Of course, “change” and “progress” are not necessarily synonymous. Still, there is something to Nietzsche’s idea that history (that is, critical history) provides the means by which we make sense of the world in which we live, telling ourselves in effect, “That was then; this is now.”
Although Nietzsche proclaimed that each of “the three kinds of history will only flourish in one ground and climate: otherwise it grows to a noxious weed,” I would argue that each has its place in a survey course. Indeed, a good survey course probably requires a balance of all three. Too often, we imagine that the “outcomes” for a given course must be the same for all students. That is probably never true, but especially not in a broad survey course. Some students take the course because it is a general requirement; others take it as the stepping stone to further study in the field. We should aim to serve all of these populations (and many others not mentioned here).
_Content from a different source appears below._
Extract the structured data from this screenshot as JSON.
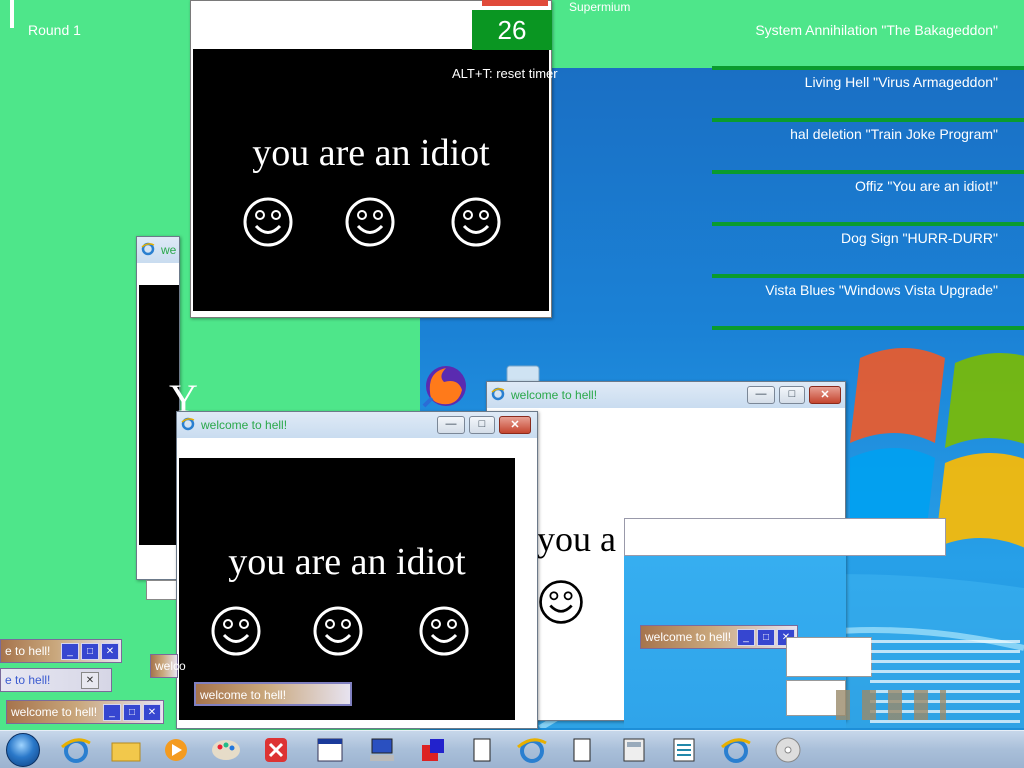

Are we guilty of adopting the critical lens as our default setting, thereby narrowing the appeal of history for those who have no intention of becoming professional historians? I know I probably am at times, but incorporating elements of monumental and antiquarian history might better serve my students. In a survey, monumental history could take the form of a story–or better yet, multiple stories–which can be celebrated (but which can also be played against each other and against other types of history). In American history surveys, the metanarratives of American exceptionalism and progress come to mind. A history survey might also promote the appreciation of that which is distinct about the past; a sense that history is worth preserving, whether in the supporting museums and archives or historic preservation efforts.
Young people need heroes, and monumental history may give them something to which they may aspire (even if others in the course seek to tear those same “monuments” down). The survival of history as a discipline, meanwhile, requires the development of antiquarians, those who love everything about the past and want nothing more than to preserve it. We must inculcate a certain reverence for the past in our students, a desire to explore that which came before us.
But ultimately, we also need well-educated, critically-minded citizens who can critique the past (and the other two forms of history) in pushing us forward. It would irresponsible to abandon critical history, but incorporating monumentalism and antiquarianism may not be a terrible idea. Although it is by no means a perfect solution, Nietzsche’s demarcations may offer some guidance in developing a course that addresses a wide range of needs, while also helping students develop a sort of meta-awareness that history and the past are two very different things.